But he still lost his estates when the king took power and eradicated his rivals. Nonetheless the MacNachtans fought for Bruce at Bannockburn and were high in the favour of his son David II who granted them lands in Lewis.
At Flodden, Sir Alexander MacNachtan led his clan in the initial charge but died in the battle. His grandson John attracted the attention of James VI who made him a page when he succeeded to the English throne. John’s elder brother Malcolm was chief and, in 1627, Charles I gave him a commission to take 200 bowmen to fight with a 6,000 strong expeditionary force which made an unsuccessful attempt to relieve La Rochelle in Western France where the Protestant Huguenots were besieged by the forces of Cardinal Richelieu.
The chiefs were staunchly royalist and this brought them into conflict with the Campbells to whom they were in debt.
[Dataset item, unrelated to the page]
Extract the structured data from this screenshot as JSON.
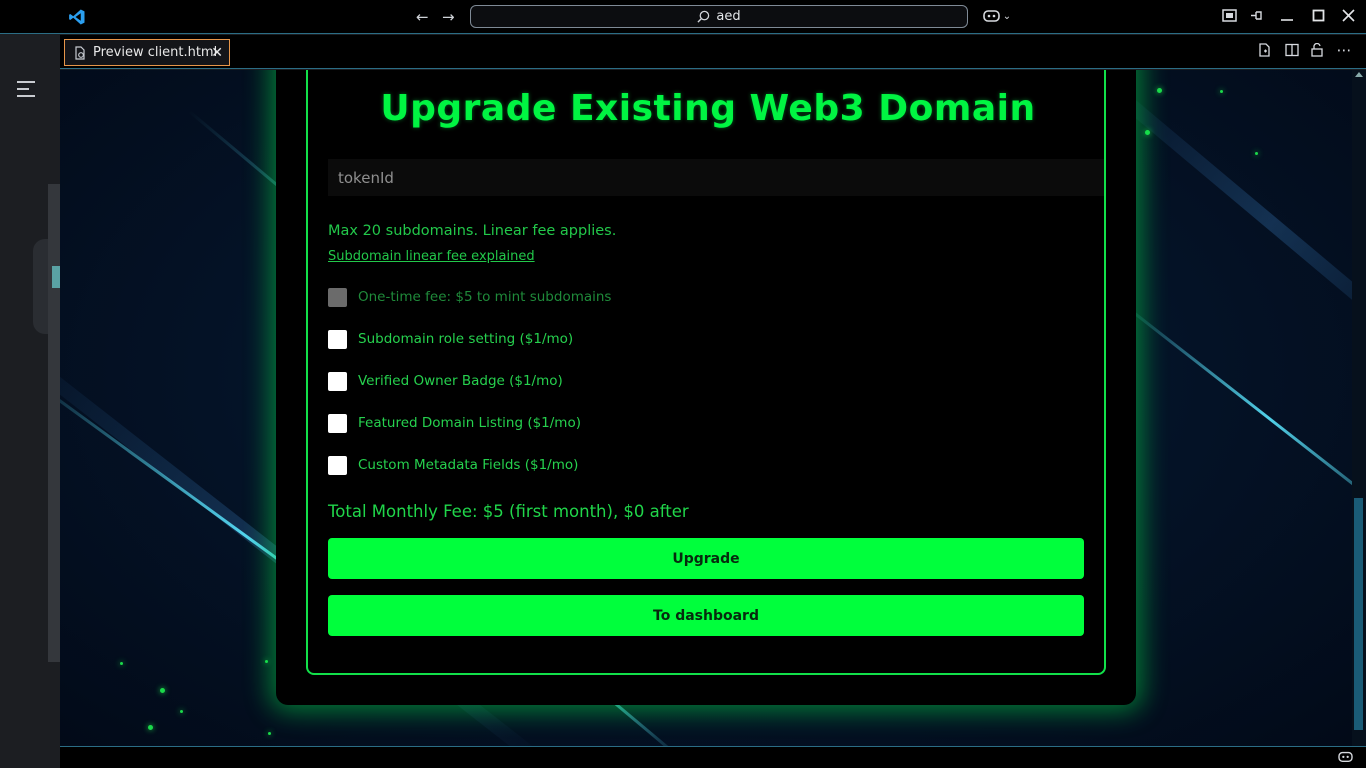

Their clansmen had no option but to fight against Montrose at the battle of Inverlochy in 1645 when the forces of the Earl of Argyll were routed and took heavy casualties. About that time many MacNachtans shifted east, still within the domains of the Campbells, to Loch Tay. It may be that some MacNachtons were there already since a member of the clan anciently held the post of toiseach of Fortingall. This was a pre-feudal judicial post under the King. Local tradition says that this family arrived from Invernesshire in the late 12th century.
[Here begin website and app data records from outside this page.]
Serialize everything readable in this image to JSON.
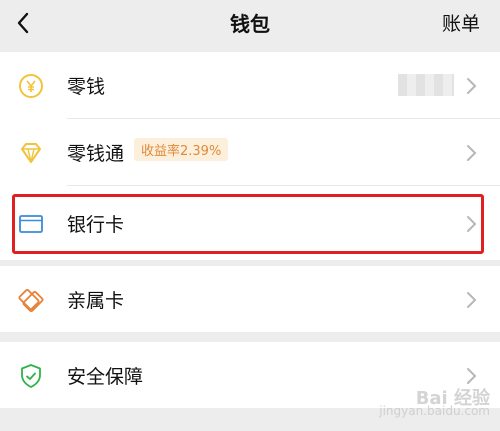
{
  "header": {
    "title": "钱包",
    "bill_label": "账单"
  },
  "rows": [
    {
      "label": "零钱",
      "icon": "coin-yen-icon"
    },
    {
      "label": "零钱通",
      "icon": "diamond-icon",
      "badge": "收益率2.39%"
    },
    {
      "label": "银行卡",
      "icon": "bank-card-icon",
      "highlighted": true
    },
    {
      "label": "亲属卡",
      "icon": "family-card-icon"
    },
    {
      "label": "安全保障",
      "icon": "shield-check-icon"
    }
  ],
  "watermark": {
    "main": "Bai 经验",
    "sub": "jingyan.baidu.com"
  },
  "colors": {
    "accent_yellow": "#f2c33b",
    "accent_orange": "#e8823a",
    "accent_blue": "#3a8bd8",
    "accent_green": "#2fb34a",
    "highlight_red": "#e02020"
  }
}
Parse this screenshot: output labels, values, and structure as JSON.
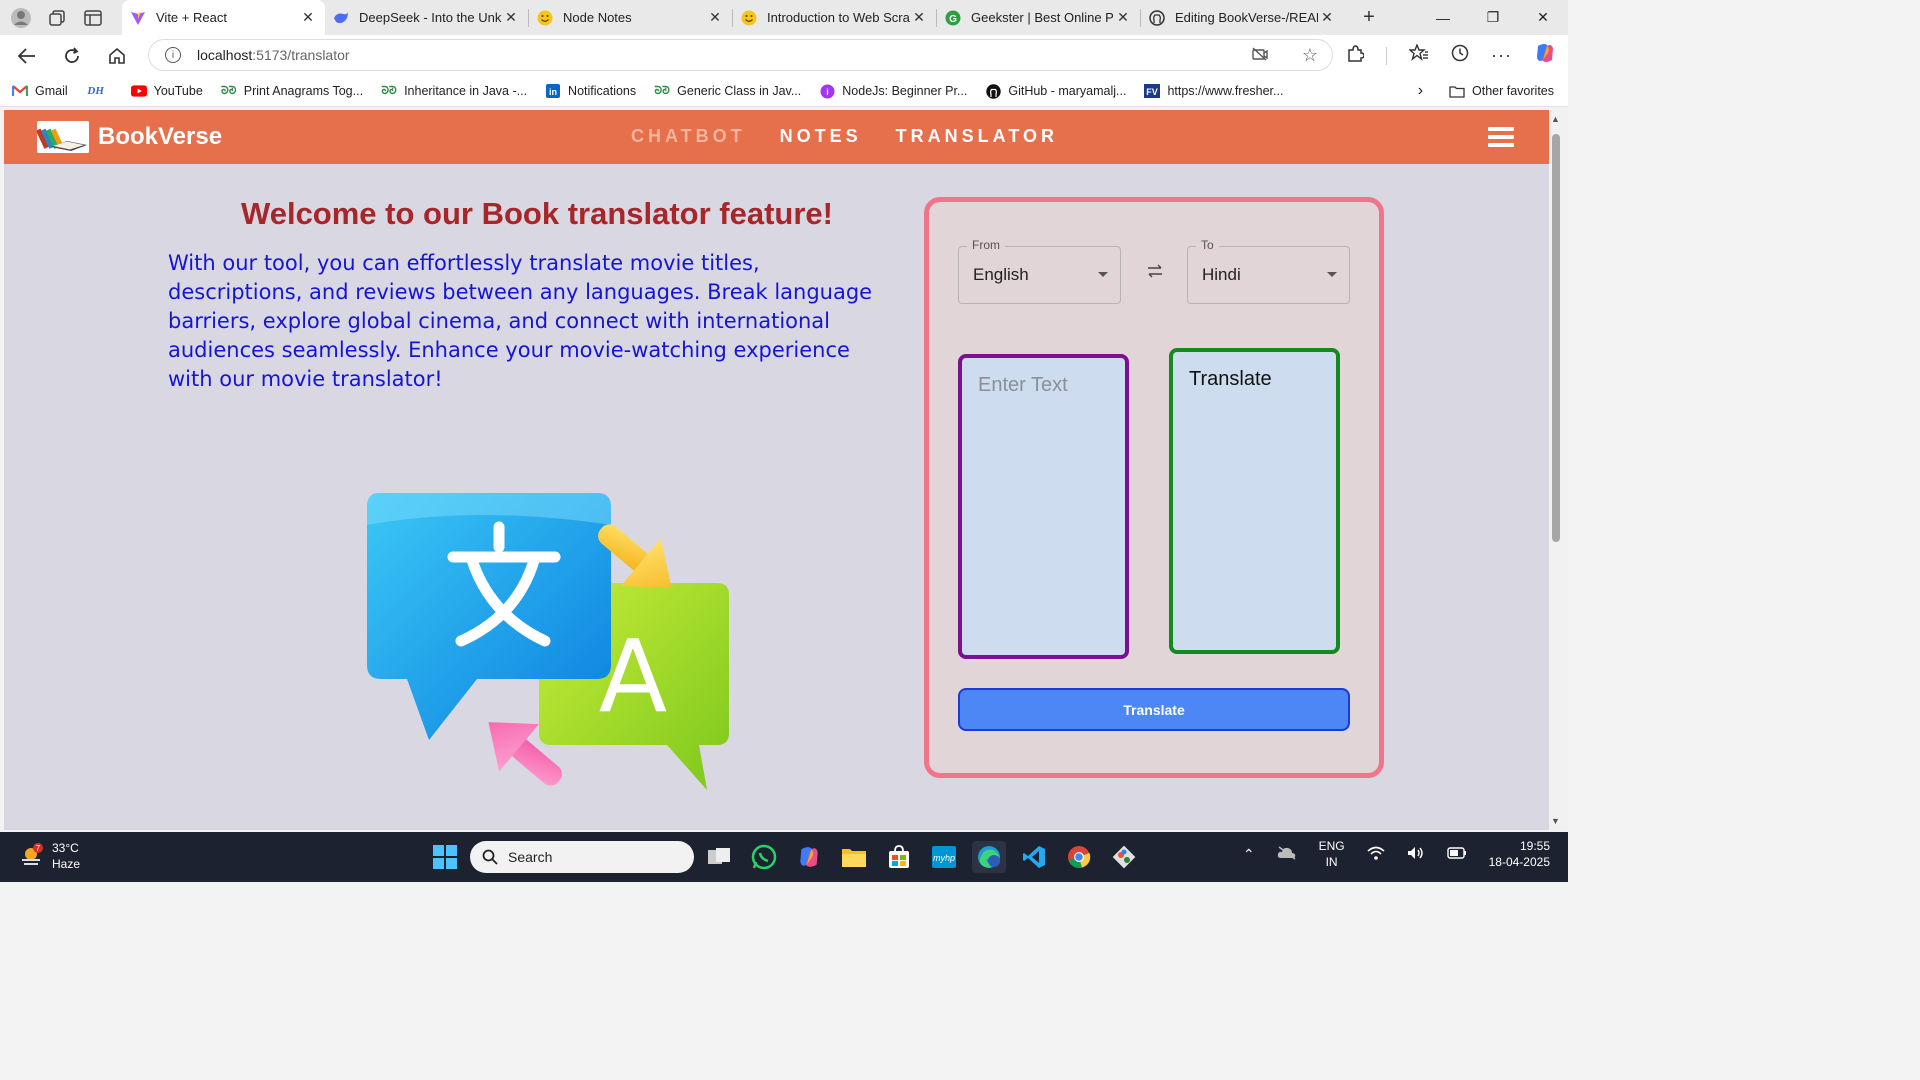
{
  "browser": {
    "tabs": [
      {
        "title": "Vite + React",
        "active": true,
        "icon": "vite-icon",
        "color": "#a259ff"
      },
      {
        "title": "DeepSeek - Into the Unkn",
        "active": false,
        "icon": "deepseek-icon",
        "color": "#4d6bfe"
      },
      {
        "title": "Node Notes",
        "active": false,
        "icon": "smiley-icon",
        "color": "#f5c518"
      },
      {
        "title": "Introduction to Web Scrap",
        "active": false,
        "icon": "smiley-icon",
        "color": "#f5c518"
      },
      {
        "title": "Geekster | Best Online Pla",
        "active": false,
        "icon": "geekster-icon",
        "color": "#2e9e44"
      },
      {
        "title": "Editing BookVerse-/READI",
        "active": false,
        "icon": "github-icon",
        "color": "#333333"
      }
    ],
    "url_host": "localhost",
    "url_path": ":5173/translator",
    "bookmarks": [
      {
        "label": "Gmail",
        "icon": "gmail-icon"
      },
      {
        "label": "",
        "icon": "dh-icon",
        "text": "DH"
      },
      {
        "label": "YouTube",
        "icon": "youtube-icon"
      },
      {
        "label": "Print Anagrams Tog...",
        "icon": "gfg-icon"
      },
      {
        "label": "Inheritance in Java -...",
        "icon": "gfg-icon"
      },
      {
        "label": "Notifications",
        "icon": "linkedin-icon"
      },
      {
        "label": "Generic Class in Jav...",
        "icon": "gfg-icon"
      },
      {
        "label": "NodeJs: Beginner Pr...",
        "icon": "udemy-icon"
      },
      {
        "label": "GitHub - maryamalj...",
        "icon": "github-icon"
      },
      {
        "label": "https://www.fresher...",
        "icon": "fv-icon"
      }
    ],
    "other_favorites": "Other favorites"
  },
  "app": {
    "brand": "BookVerse",
    "nav": [
      "CHATBOT",
      "NOTES",
      "TRANSLATOR"
    ],
    "welcome": "Welcome to our Book translator feature!",
    "description": "With our tool, you can effortlessly translate movie titles, descriptions, and reviews between any languages. Break language barriers, explore global cinema, and connect with international audiences seamlessly. Enhance your movie-watching experience with our movie translator!",
    "from_label": "From",
    "from_value": "English",
    "to_label": "To",
    "to_value": "Hindi",
    "input_placeholder": "Enter Text",
    "output_text": "Translate",
    "button_label": "Translate",
    "colors": {
      "nav": "#e66f4c",
      "heading": "#a6262a",
      "body_text": "#1515d4",
      "panel_border": "#f0758a",
      "button": "#4d86f5"
    }
  },
  "taskbar": {
    "weather_temp": "33°C",
    "weather_desc": "Haze",
    "weather_badge": "7",
    "search_label": "Search",
    "lang_top": "ENG",
    "lang_bottom": "IN",
    "time": "19:55",
    "date": "18-04-2025"
  }
}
Colonel John was a favourite of Charles II and the king paid for his burial at the Chapel Royal in Whitehall. His son, another John, raised the clan for James VII and took part in the battle of Killiecrankie in 1689. The Scots Parliament forfeited his estates in 1690 and they were lost forever. A remarkable tale comes from the Rising of 1745. James Menzies of Culdares sent a fine horse as a gift for Prince Charles on his advance through England. It was delivered by his servant of John MacNachton from Glen Lyon. He was captured, taken to Carlisle, tried and condemned. He was offered a pardon if he would name his master. When brought out for execution, he was again pressed to inform on his master. He asked if they were serious in supposing him such a villain. If he did what they desired, and forgot his master and his trust, he could not return to his native country, as he would be despised and hunted out of the Glen. Accordingly, he kept steady to his trust, and
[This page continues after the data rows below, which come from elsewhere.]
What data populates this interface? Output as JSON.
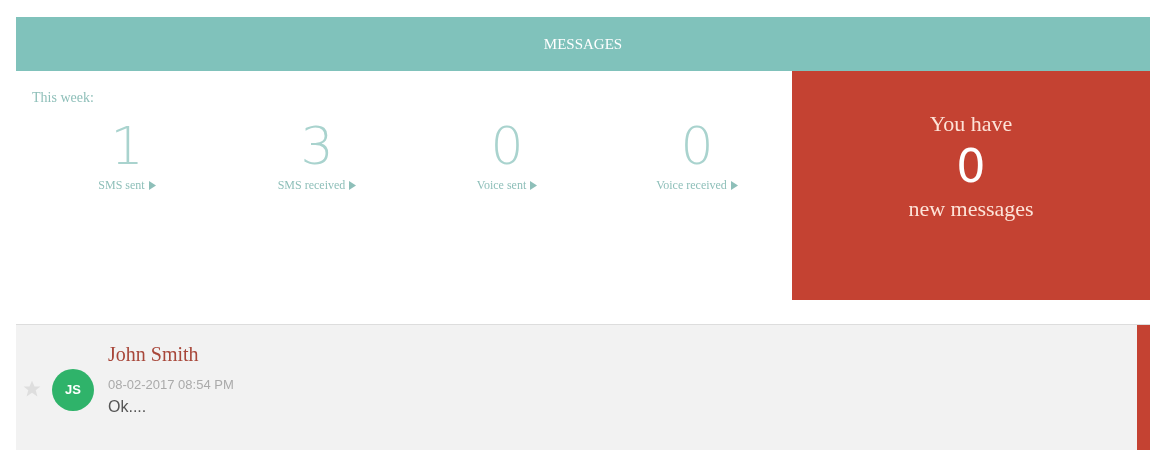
{
  "header": {
    "title": "MESSAGES"
  },
  "stats": {
    "period_label": "This week:",
    "items": [
      {
        "value": "1",
        "label": "SMS sent"
      },
      {
        "value": "3",
        "label": "SMS received"
      },
      {
        "value": "0",
        "label": "Voice sent"
      },
      {
        "value": "0",
        "label": "Voice received"
      }
    ]
  },
  "summary": {
    "prefix": "You have",
    "count": "0",
    "suffix": "new messages"
  },
  "messages": [
    {
      "starred": false,
      "initials": "JS",
      "color": "#2fb36a",
      "sender": "John Smith",
      "time": "08-02-2017 08:54 PM",
      "preview": "Ok...."
    }
  ]
}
was executed.
The last chief of the direct line was John MacNachton of MacNachtan. Inherited debt forced him to pass his ancestral lands of Dunderaw to the Campbells when he was 20. He became the much loved and much respected collector of Customs at Anstruther in Fife. He was a long-time elder of the Kirk and represented the Presbytery at the General Assembly of the Church of Scotland. And for 30 years until his death in 1773 he was sovereign of the gentleman’s club called the Beggar’s Benison. Only the top flight of society could join. Its purpose? To celebrate male sexuality. Masturbation was an important part of its rituals, as were bawdy songs, enjoying loose women and dirty jokes. It only proves the truth of L.P. Hartley’s aphorism ‘The past is a foreign country; they do things differently there.’